The essay below was finished before the attacks. I’ve changed only these opening words, which already said that the stakes were high. This has not changed. Nor has my overall claim, that while the negotiations are not going well, they’re not going badly either, and that in any case they must be judged in realist terms. View Full Text »
Remember Thomas Piketty, recently famous for a book named Capital in the Twenty-First Century? Well the very same Thomas Piketty (Paris School of Economics), together with Lucas Chancel (IDDRI, Paris School of Economics) has just published a paper called Trends in the global inequality of carbon emissions (1998-2013) & prospects for an equitable adaptation fund. And a fascinating paper it is!
Trends in the global inequality of carbon emissions is a call for a global progressive carbon consumption tax (with a 0% marginal rate for those below a key threshold) that is designed to provide $150 billion a year for the global adaptation fund (a key climate fund that, while formally established, is woefully underfunded).
The crucial thing here is that Chancel / Piketty explicitly seek a globally progressive tax on individuals rather than countries. They do this for a number of reasons, but first among them is the judgement that inequality between people has (since 2013) become a greater source of emissions inequity than inequality between countries:
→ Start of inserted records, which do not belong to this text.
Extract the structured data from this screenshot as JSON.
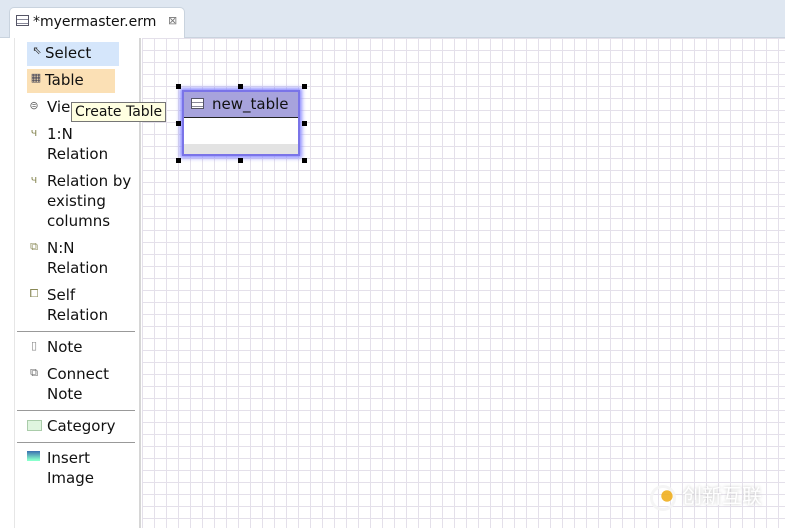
{
  "tab": {
    "title": "*myermaster.erm",
    "close": "⊠"
  },
  "palette": {
    "items": [
      {
        "label": "Select",
        "icon": "arrow-icon"
      },
      {
        "label": "Table",
        "icon": "table-icon"
      },
      {
        "label": "View",
        "icon": "view-icon"
      },
      {
        "label": "1:N Relation",
        "icon": "relation-icon"
      },
      {
        "label": "Relation by existing columns",
        "icon": "relation-icon"
      },
      {
        "label": "N:N Relation",
        "icon": "nn-relation-icon"
      },
      {
        "label": "Self Relation",
        "icon": "self-relation-icon"
      },
      {
        "label": "Note",
        "icon": "note-icon"
      },
      {
        "label": "Connect Note",
        "icon": "connect-note-icon"
      },
      {
        "label": "Category",
        "icon": "category-icon"
      },
      {
        "label": "Insert Image",
        "icon": "image-icon"
      }
    ]
  },
  "tooltip": "Create Table",
  "canvas": {
    "table_name": "new_table"
  },
  "watermark": "创新互联"
}
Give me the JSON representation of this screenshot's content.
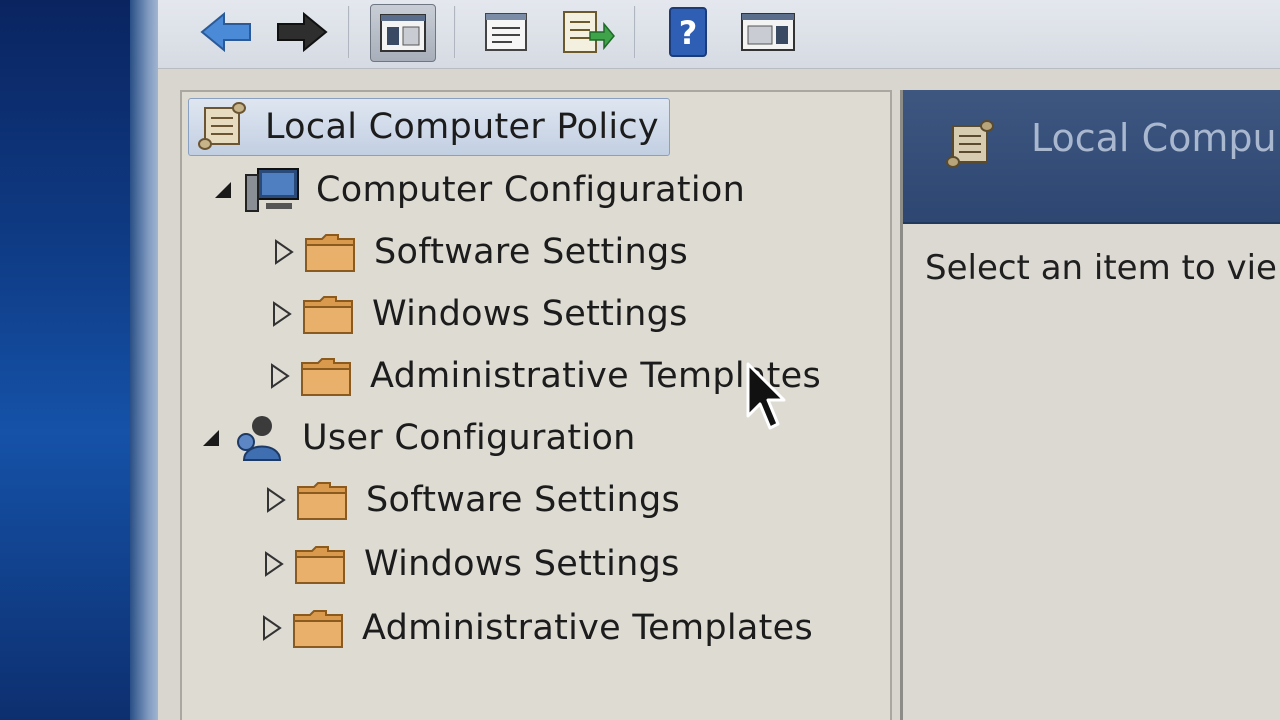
{
  "toolbar": {
    "buttons": [
      {
        "name": "back",
        "icon": "back-arrow-icon"
      },
      {
        "name": "forward",
        "icon": "forward-arrow-icon"
      },
      {
        "name": "show-hide-console-tree",
        "icon": "console-tree-icon"
      },
      {
        "name": "properties",
        "icon": "properties-icon"
      },
      {
        "name": "export-list",
        "icon": "export-list-icon"
      },
      {
        "name": "help",
        "icon": "help-icon"
      },
      {
        "name": "show-hide-action-pane",
        "icon": "action-pane-icon"
      }
    ]
  },
  "tree": {
    "root": {
      "label": "Local Computer Policy",
      "selected": true
    },
    "computer_configuration": {
      "label": "Computer Configuration",
      "expanded": true,
      "children": [
        {
          "label": "Software Settings"
        },
        {
          "label": "Windows Settings"
        },
        {
          "label": "Administrative Templates"
        }
      ]
    },
    "user_configuration": {
      "label": "User Configuration",
      "expanded": true,
      "children": [
        {
          "label": "Software Settings"
        },
        {
          "label": "Windows Settings"
        },
        {
          "label": "Administrative Templates"
        }
      ]
    }
  },
  "details": {
    "header_title": "Local Compu",
    "hint": "Select an item to vie"
  },
  "colors": {
    "selection": "#c2cfe2",
    "header": "#2d4772",
    "folder": "#d99a4e"
  }
}
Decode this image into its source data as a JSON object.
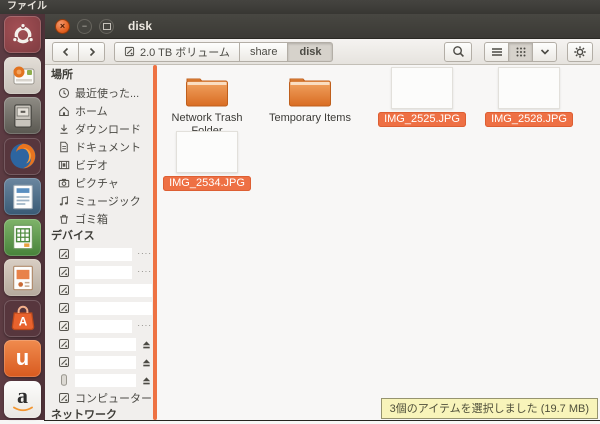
{
  "panel": {
    "app_menu": "ファイル"
  },
  "launcher": {
    "items": [
      "ubuntu-home",
      "startup-disk-creator",
      "files",
      "firefox",
      "libreoffice-writer",
      "libreoffice-calc",
      "libreoffice-impress",
      "software-center",
      "ubuntu-one",
      "amazon"
    ],
    "software_center_letter": "A",
    "ubuntu_one_letter": "u",
    "amazon_letter": "a"
  },
  "window": {
    "titlebar": {
      "title": "disk"
    },
    "toolbar": {
      "path": {
        "volume": "2.0 TB ボリューム",
        "share": "share",
        "disk": "disk"
      },
      "icons": [
        "back",
        "forward",
        "search",
        "view-list",
        "view-grid",
        "view-expander",
        "gear"
      ],
      "active_view": "grid"
    },
    "sidebar": {
      "places_heading": "場所",
      "places": [
        "最近使った...",
        "ホーム",
        "ダウンロード",
        "ドキュメント",
        "ビデオ",
        "ピクチャ",
        "ミュージック",
        "ゴミ箱"
      ],
      "devices_heading": "デバイス",
      "devices": {
        "count": 8,
        "labels_redacted": true,
        "truncated_rows": [
          1,
          2,
          5
        ],
        "eject_rows": [
          6,
          7,
          8
        ]
      },
      "device_trail": "····",
      "computer": "コンピューター",
      "network_heading": "ネットワーク"
    },
    "files": {
      "folders": [
        {
          "name": "Network Trash Folder",
          "selected": false
        },
        {
          "name": "Temporary Items",
          "selected": false
        }
      ],
      "images": [
        {
          "name": "IMG_2525.JPG",
          "selected": true
        },
        {
          "name": "IMG_2528.JPG",
          "selected": true
        },
        {
          "name": "IMG_2534.JPG",
          "selected": true
        }
      ]
    },
    "status_tooltip": "3個のアイテムを選択しました (19.7 MB)"
  },
  "colors": {
    "selection_orange": "#ee7044",
    "sidebar_scrollbar": "#ee7243",
    "status_bg": "#f8f4ba",
    "folder_orange": "#e07b2e"
  }
}
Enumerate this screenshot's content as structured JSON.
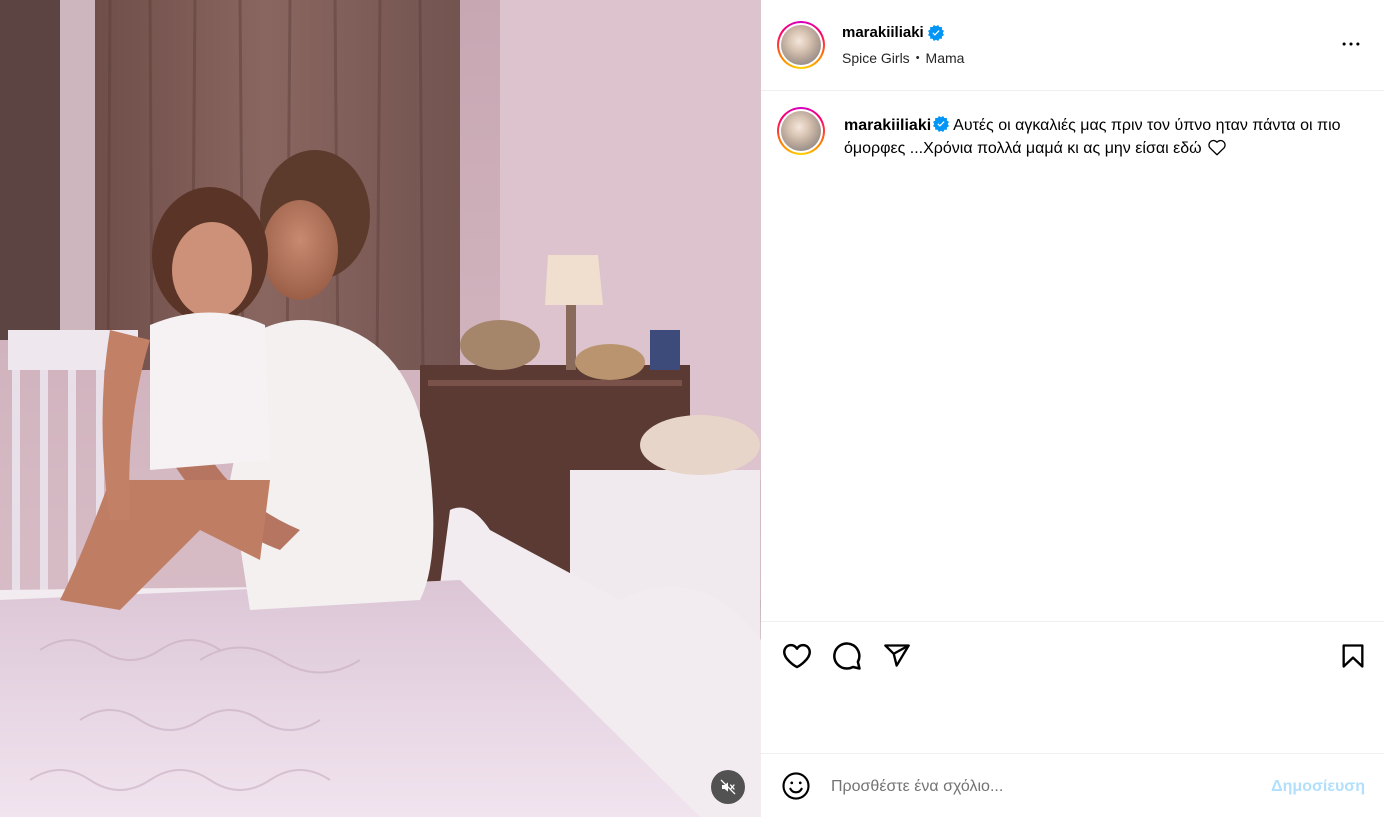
{
  "post": {
    "username": "marakiiliaki",
    "verified": true,
    "music": {
      "artist": "Spice Girls",
      "separator": "•",
      "song": "Mama"
    }
  },
  "caption": {
    "username": "marakiiliaki",
    "text": "Αυτές οι αγκαλιές μας πριν τον ύπνο ηταν πάντα οι πιο όμορφες ...Χρόνια πολλά μαμά κι ας μην είσαι εδώ"
  },
  "comment": {
    "placeholder": "Προσθέστε ένα σχόλιο...",
    "post_label": "Δημοσίευση"
  },
  "icons": {
    "more": "more-options-icon",
    "like": "heart-icon",
    "comment": "comment-icon",
    "share": "share-icon",
    "save": "bookmark-icon",
    "emoji": "emoji-icon",
    "mute": "muted-speaker-icon",
    "verified": "verified-badge-icon"
  },
  "colors": {
    "verified": "#0095f6",
    "post_button_disabled": "#b2dffc",
    "divider": "#efefef"
  }
}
“Our estimates also show that within-country inequality in CO2e emissions matters more and more to explain the global dispersion of CO2e emissions. In 1998, one third of global CO2e emissions inequality was accounted for by inequality within countries. Today, within-country inequality makes up 50% of the global dispersion of CO2e emissions. It is then crucial to focus on high individual emitters rather than high emitting countries.”